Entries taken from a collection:
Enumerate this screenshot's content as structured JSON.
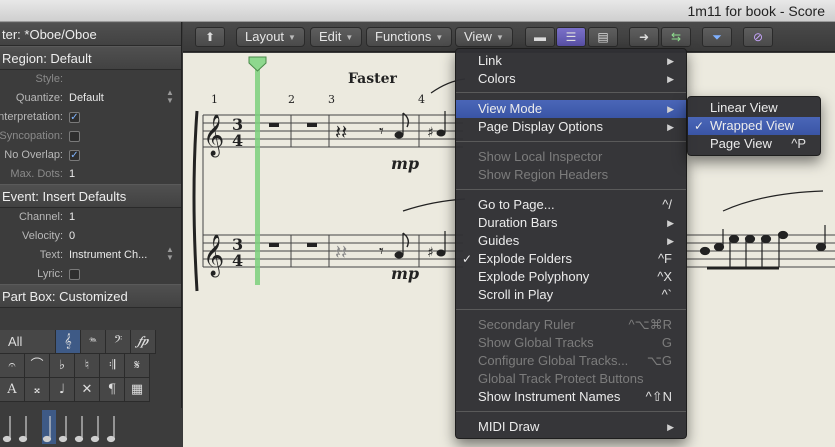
{
  "window": {
    "title": "1m11 for book - Score"
  },
  "inspector": {
    "filter_header": "ter: *Oboe/Oboe",
    "region_header": "Region:  Default",
    "region_params": [
      {
        "label": "Style:",
        "value": "",
        "dim": true
      },
      {
        "label": "Quantize:",
        "value": "Default"
      },
      {
        "label": "nterpretation:",
        "checked": true
      },
      {
        "label": "Syncopation:",
        "checked": false,
        "dim": true
      },
      {
        "label": "No Overlap:",
        "checked": true
      },
      {
        "label": "Max. Dots:",
        "value": "1"
      }
    ],
    "event_header": "Event:  Insert Defaults",
    "event_params": [
      {
        "label": "Channel:",
        "value": "1"
      },
      {
        "label": "Velocity:",
        "value": "0"
      },
      {
        "label": "Text:",
        "value": "Instrument Ch..."
      },
      {
        "label": "Lyric:",
        "checked": false
      }
    ],
    "partbox_header": "Part Box:  Customized",
    "partbox": {
      "all_label": "All",
      "row1": [
        "𝄞",
        "𝆮",
        "𝄢",
        "𝆑𝆏"
      ],
      "row2": [
        "𝄐",
        "⌒",
        "♭",
        "♮",
        "𝄇",
        "𝄋"
      ],
      "row3": [
        "A",
        "𝄪",
        "♩",
        "✕",
        "¶",
        "▦"
      ]
    }
  },
  "toolbar": {
    "layout_label": "Layout",
    "edit_label": "Edit",
    "functions_label": "Functions",
    "view_label": "View"
  },
  "score": {
    "tempo_text": "Faster",
    "dynamic_1": "mp",
    "dynamic_2": "mp",
    "bar_numbers": [
      "1",
      "2",
      "3",
      "4"
    ],
    "time_sig_top": "3",
    "time_sig_bottom": "4"
  },
  "view_menu": {
    "items": [
      {
        "label": "Link",
        "submenu": true
      },
      {
        "label": "Colors",
        "submenu": true
      },
      {
        "label": "View Mode",
        "submenu": true,
        "highlighted": true
      },
      {
        "label": "Page Display Options",
        "submenu": true
      },
      {
        "label": "Show Local Inspector",
        "disabled": true
      },
      {
        "label": "Show Region Headers",
        "disabled": true
      },
      {
        "label": "Go to Page...",
        "shortcut": "^/"
      },
      {
        "label": "Duration Bars",
        "submenu": true
      },
      {
        "label": "Guides",
        "submenu": true
      },
      {
        "label": "Explode Folders",
        "checked": true,
        "shortcut": "^F"
      },
      {
        "label": "Explode Polyphony",
        "shortcut": "^X"
      },
      {
        "label": "Scroll in Play",
        "shortcut": "^`"
      },
      {
        "label": "Secondary Ruler",
        "disabled": true,
        "shortcut": "^⌥⌘R"
      },
      {
        "label": "Show Global Tracks",
        "disabled": true,
        "shortcut": "G"
      },
      {
        "label": "Configure Global Tracks...",
        "disabled": true,
        "shortcut": "⌥G"
      },
      {
        "label": "Global Track Protect Buttons",
        "disabled": true
      },
      {
        "label": "Show Instrument Names",
        "shortcut": "^⇧N"
      },
      {
        "label": "MIDI Draw",
        "submenu": true
      }
    ]
  },
  "view_mode_submenu": {
    "items": [
      {
        "label": "Linear View"
      },
      {
        "label": "Wrapped View",
        "checked": true,
        "highlighted": true
      },
      {
        "label": "Page View",
        "shortcut": "^P"
      }
    ]
  },
  "colors": {
    "menu_highlight": "#3f5cae",
    "playhead": "#7cd07c",
    "score_paper": "#eceadf",
    "active_tool": "#6a62b8"
  }
}
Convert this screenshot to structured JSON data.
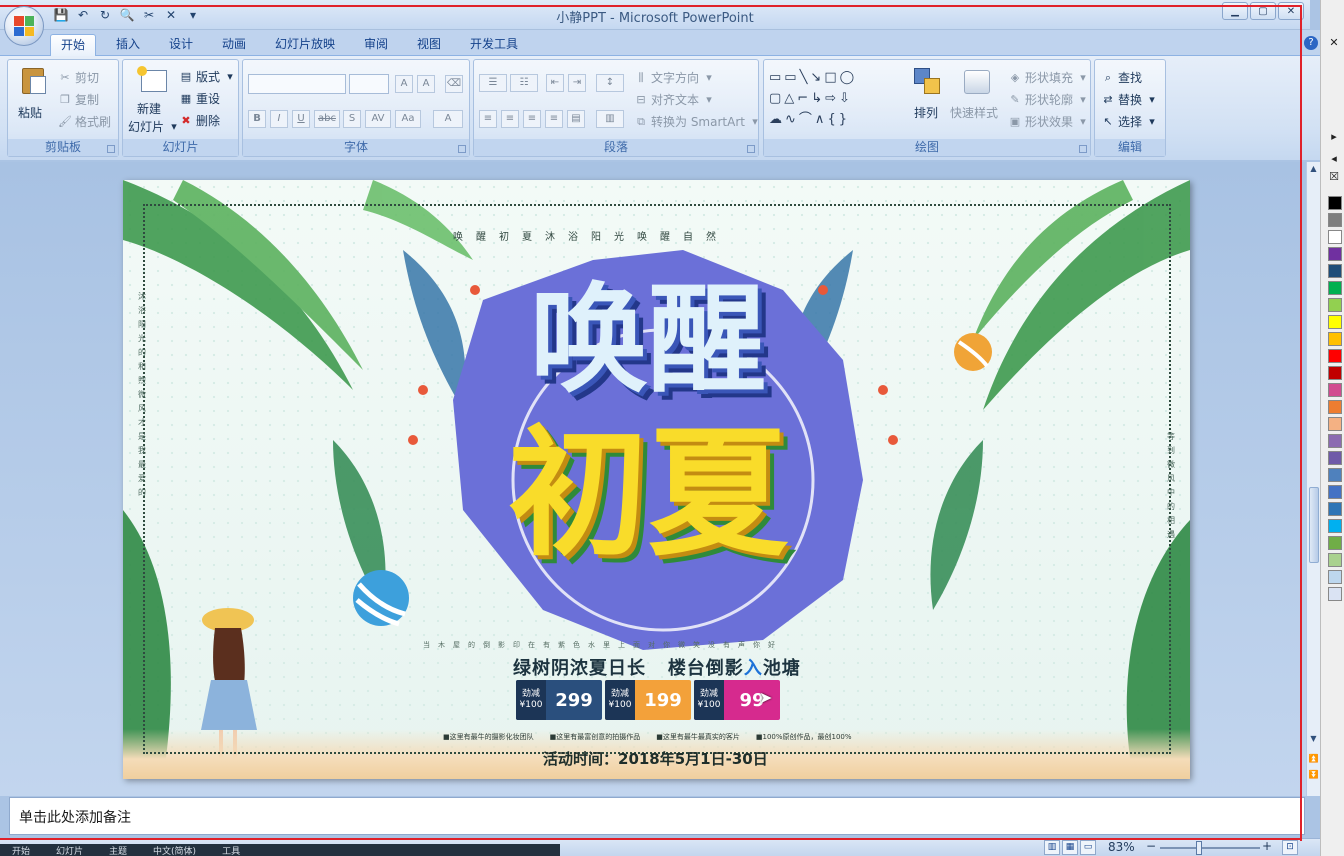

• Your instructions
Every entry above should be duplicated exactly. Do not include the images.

• Exercise response
Enumerate this screenshot's content as structured JSON.
{
  "window": {
    "title": "1m11 for book - Score"
  },
  "inspector": {
    "filter_header": "ter: *Oboe/Oboe",
    "region_header": "Region:  Default",
    "region_params": [
      {
        "label": "Style:",
        "value": "",
        "dim": true
      },
      {
        "label": "Quantize:",
        "value": "Default"
      },
      {
        "label": "nterpretation:",
        "checked": true
      },
      {
        "label": "Syncopation:",
        "checked": false,
        "dim": true
      },
      {
        "label": "No Overlap:",
        "checked": true
      },
      {
        "label": "Max. Dots:",
        "value": "1"
      }
    ],
    "event_header": "Event:  Insert Defaults",
    "event_params": [
      {
        "label": "Channel:",
        "value": "1"
      },
      {
        "label": "Velocity:",
        "value": "0"
      },
      {
        "label": "Text:",
        "value": "Instrument Ch..."
      },
      {
        "label": "Lyric:",
        "checked": false
      }
    ],
    "partbox_header": "Part Box:  Customized",
    "partbox": {
      "all_label": "All",
      "row1": [
        "𝄞",
        "𝆮",
        "𝄢",
        "𝆑𝆏"
      ],
      "row2": [
        "𝄐",
        "⌒",
        "♭",
        "♮",
        "𝄇",
        "𝄋"
      ],
      "row3": [
        "A",
        "𝄪",
        "♩",
        "✕",
        "¶",
        "▦"
      ]
    }
  },
  "toolbar": {
    "layout_label": "Layout",
    "edit_label": "Edit",
    "functions_label": "Functions",
    "view_label": "View"
  },
  "score": {
    "tempo_text": "Faster",
    "dynamic_1": "mp",
    "dynamic_2": "mp",
    "bar_numbers": [
      "1",
      "2",
      "3",
      "4"
    ],
    "time_sig_top": "3",
    "time_sig_bottom": "4"
  },
  "view_menu": {
    "items": [
      {
        "label": "Link",
        "submenu": true
      },
      {
        "label": "Colors",
        "submenu": true
      },
      {
        "label": "View Mode",
        "submenu": true,
        "highlighted": true
      },
      {
        "label": "Page Display Options",
        "submenu": true
      },
      {
        "label": "Show Local Inspector",
        "disabled": true
      },
      {
        "label": "Show Region Headers",
        "disabled": true
      },
      {
        "label": "Go to Page...",
        "shortcut": "^/"
      },
      {
        "label": "Duration Bars",
        "submenu": true
      },
      {
        "label": "Guides",
        "submenu": true
      },
      {
        "label": "Explode Folders",
        "checked": true,
        "shortcut": "^F"
      },
      {
        "label": "Explode Polyphony",
        "shortcut": "^X"
      },
      {
        "label": "Scroll in Play",
        "shortcut": "^`"
      },
      {
        "label": "Secondary Ruler",
        "disabled": true,
        "shortcut": "^⌥⌘R"
      },
      {
        "label": "Show Global Tracks",
        "disabled": true,
        "shortcut": "G"
      },
      {
        "label": "Configure Global Tracks...",
        "disabled": true,
        "shortcut": "⌥G"
      },
      {
        "label": "Global Track Protect Buttons",
        "disabled": true
      },
      {
        "label": "Show Instrument Names",
        "shortcut": "^⇧N"
      },
      {
        "label": "MIDI Draw",
        "submenu": true
      }
    ]
  },
  "view_mode_submenu": {
    "items": [
      {
        "label": "Linear View"
      },
      {
        "label": "Wrapped View",
        "checked": true,
        "highlighted": true
      },
      {
        "label": "Page View",
        "shortcut": "^P"
      }
    ]
  },
  "colors": {
    "menu_highlight": "#3f5cae",
    "playhead": "#7cd07c",
    "score_paper": "#eceadf",
    "active_tool": "#6a62b8"
  }
}
Convert this screenshot to structured JSON data.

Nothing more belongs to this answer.